room plywood-floored apartment often inundated with big hunks of
black soot which drifted into the unscreened windows from an absolutely
undetectable source. I lived in loft beds and jury-rigged electrical
systems and junkies in the hallway. So Bob and Sherrie's little
house seemed very Ozzie and Harriet to me.
One night Bob and Sherrie said that they were having a party and
that I should find something else to do. That seemed awfully rude.
It's an S&M party, they explained, or of course we would invite
Oh, I'm into S&M, I assured them. I was thinking of some lightweight
bondage I had recently enjoyed.
No, this isn't for you. It's hardcore.
No, I'm into it I insisted, thinking how hardcore could it be? These
people had closets and furniture and curtains.
There will be people shitting on each other.
Ok I said, where do you think I should go?
The night of my LA premiere was fast approaching and I kept asking
when will we tech my show. But the staff at Beyond Baroque was very
non-committal about rehearsing. Very la dee da in a way that no
one I knew in New York was. We all believed that if we worked long
enough and hard enough we could bend the town, and after that --
the world -- to our will. In LA they seemed to believe that what
might happen was in the hands of fate. Maybe it was the earthquakes
and this sense that they might die at any moment. Or the mountains,

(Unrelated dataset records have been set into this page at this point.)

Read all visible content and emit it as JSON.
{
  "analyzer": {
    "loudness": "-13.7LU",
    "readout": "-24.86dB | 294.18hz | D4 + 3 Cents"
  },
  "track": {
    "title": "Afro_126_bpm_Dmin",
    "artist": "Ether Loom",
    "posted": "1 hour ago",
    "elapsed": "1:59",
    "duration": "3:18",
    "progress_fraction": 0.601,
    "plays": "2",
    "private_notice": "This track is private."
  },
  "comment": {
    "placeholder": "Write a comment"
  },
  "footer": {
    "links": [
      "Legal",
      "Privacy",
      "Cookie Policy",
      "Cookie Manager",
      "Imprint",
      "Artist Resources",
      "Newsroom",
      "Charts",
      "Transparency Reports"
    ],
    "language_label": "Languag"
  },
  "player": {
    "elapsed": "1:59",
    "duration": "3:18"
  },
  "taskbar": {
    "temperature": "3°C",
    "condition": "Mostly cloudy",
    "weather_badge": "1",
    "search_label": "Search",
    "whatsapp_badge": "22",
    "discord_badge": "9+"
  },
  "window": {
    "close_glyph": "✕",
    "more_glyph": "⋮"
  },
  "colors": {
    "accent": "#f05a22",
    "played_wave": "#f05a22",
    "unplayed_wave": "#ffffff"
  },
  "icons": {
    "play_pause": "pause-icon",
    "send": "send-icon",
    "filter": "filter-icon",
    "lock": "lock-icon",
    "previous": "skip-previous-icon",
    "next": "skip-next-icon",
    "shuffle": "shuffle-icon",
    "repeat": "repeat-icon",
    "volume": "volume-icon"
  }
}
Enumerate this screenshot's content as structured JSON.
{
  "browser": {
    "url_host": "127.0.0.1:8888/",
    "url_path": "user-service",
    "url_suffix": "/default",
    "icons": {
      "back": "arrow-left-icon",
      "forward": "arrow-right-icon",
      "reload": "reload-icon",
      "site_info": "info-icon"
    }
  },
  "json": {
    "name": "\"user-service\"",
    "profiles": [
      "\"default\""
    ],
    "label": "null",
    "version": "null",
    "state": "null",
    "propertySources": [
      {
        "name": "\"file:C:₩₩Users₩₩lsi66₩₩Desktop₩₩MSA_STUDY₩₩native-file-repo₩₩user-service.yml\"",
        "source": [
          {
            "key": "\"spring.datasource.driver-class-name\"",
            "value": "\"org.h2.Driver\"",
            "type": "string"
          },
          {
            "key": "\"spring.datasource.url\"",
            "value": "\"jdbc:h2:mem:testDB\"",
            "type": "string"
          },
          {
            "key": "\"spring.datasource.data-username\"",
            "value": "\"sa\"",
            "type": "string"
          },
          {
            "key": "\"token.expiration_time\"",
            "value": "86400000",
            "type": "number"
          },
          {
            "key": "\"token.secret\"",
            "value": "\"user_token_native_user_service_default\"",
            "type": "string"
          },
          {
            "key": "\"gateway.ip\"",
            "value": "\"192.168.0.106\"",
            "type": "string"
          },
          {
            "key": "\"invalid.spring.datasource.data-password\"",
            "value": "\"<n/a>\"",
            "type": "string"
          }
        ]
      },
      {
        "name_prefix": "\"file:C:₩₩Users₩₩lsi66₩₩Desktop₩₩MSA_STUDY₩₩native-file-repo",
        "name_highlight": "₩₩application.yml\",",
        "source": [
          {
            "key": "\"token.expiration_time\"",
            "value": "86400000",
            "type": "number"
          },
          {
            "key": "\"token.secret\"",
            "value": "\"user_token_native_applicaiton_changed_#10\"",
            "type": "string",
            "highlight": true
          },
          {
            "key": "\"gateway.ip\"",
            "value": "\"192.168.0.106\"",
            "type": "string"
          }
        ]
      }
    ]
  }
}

which seemed like nature's post-its. Constant reminders of the vastness
of time. Or maybe it was just the crazy warm light, which made everything
pink. And I fell under their spell, and stopped worrying about rehearsals.

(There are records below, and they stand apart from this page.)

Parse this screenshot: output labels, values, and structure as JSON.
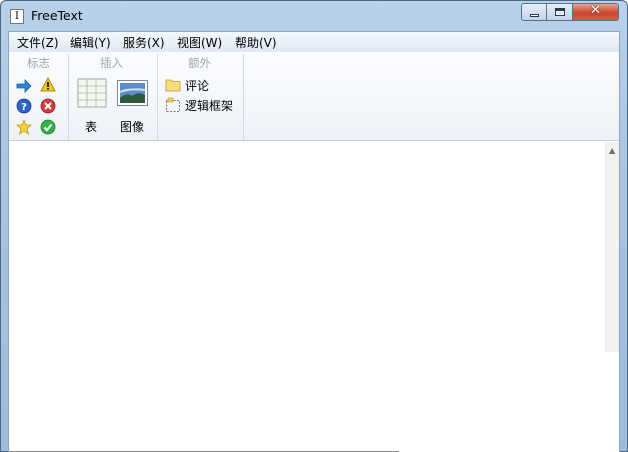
{
  "window": {
    "title": "FreeText",
    "icon_glyph": "I",
    "controls": {
      "minimize": "minimize-icon",
      "maximize": "maximize-icon",
      "close": "✕"
    }
  },
  "menu": {
    "items": [
      "文件(Z)",
      "编辑(Y)",
      "服务(X)",
      "视图(W)",
      "帮助(V)"
    ]
  },
  "toolbar": {
    "groups": {
      "flags": {
        "title": "标志",
        "icons": [
          "arrow-right-icon",
          "warning-icon",
          "help-icon",
          "error-icon",
          "star-icon",
          "ok-icon"
        ]
      },
      "insert": {
        "title": "插入",
        "table_label": "表",
        "image_label": "图像"
      },
      "extra": {
        "title": "额外",
        "comment_label": "评论",
        "frame_label": "逻辑框架"
      }
    }
  },
  "colors": {
    "title_gradient_top": "#b9d1ea",
    "close_red": "#c9472f",
    "group_title": "#a2a7ae"
  }
}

They had, after all, been right about the S&M party.
The big day arrived. We set up the projectors and pulled down the
blinds. But the room didn't get dark. So we couldn't run through
the show, because they couldn't see the show. Which is the kind
of problem you don't really anticipate when you are from downtown
New York, where too much light is just never the problem. I died
a long slow multi-media death, that night. Death by slide projector.
After the show, I was whisked off by my cousin Wendy and her misbegotten
first husband who wondered what it was I was really trying to say
with this piece. I stared out the window into the black night but
all I could see was the very thing I was trying to get away from:
my sad disappointed face. They drove me away from Bob and his pain
as pleasure approach to surviving his cystic fibrosis, and towards
their condo and its pleasure as pain approach. I was staying with
them for a few days before the final glamorous stop on my tour,
a daytime performance in a Cal Arts classroom.
I had my days free, but no car and my cousin, like most people who
live in hideous who-lives-there developments, worked all day. Which
is of course who lives there. People who don't have to be there
very much. So, after I'd wandered around freeway underpasses and
California Missions, gotten stoned and done laundry and nursed along
a Satre-esque existential dread for a few days, my cousin was trying
to help me come up with a plan. You have to go to Disneyland she
declared. No I don't I said. I'd never even wanted to go to Disneyland
as a kid. But since I'd landed at LAX everyone had told me I had
to go to Disneyland. Even Bob and Sherrie. So, I finally caved.
I just couldn't take another day in that fucking condo.
My cousin dropped me off at the Granada Hills Ramada Inn at 7 am.
See you at 7 she said. Meaning PM. That would be 12 hours later.
I tried to be open to having a good experience, I really did. But
the dread, the early morning hour and the busload of festive straw
hats were getting in my way.
PAGE 1 2
version for easy reading
material is copyrighted and cannot be reproduced without permission|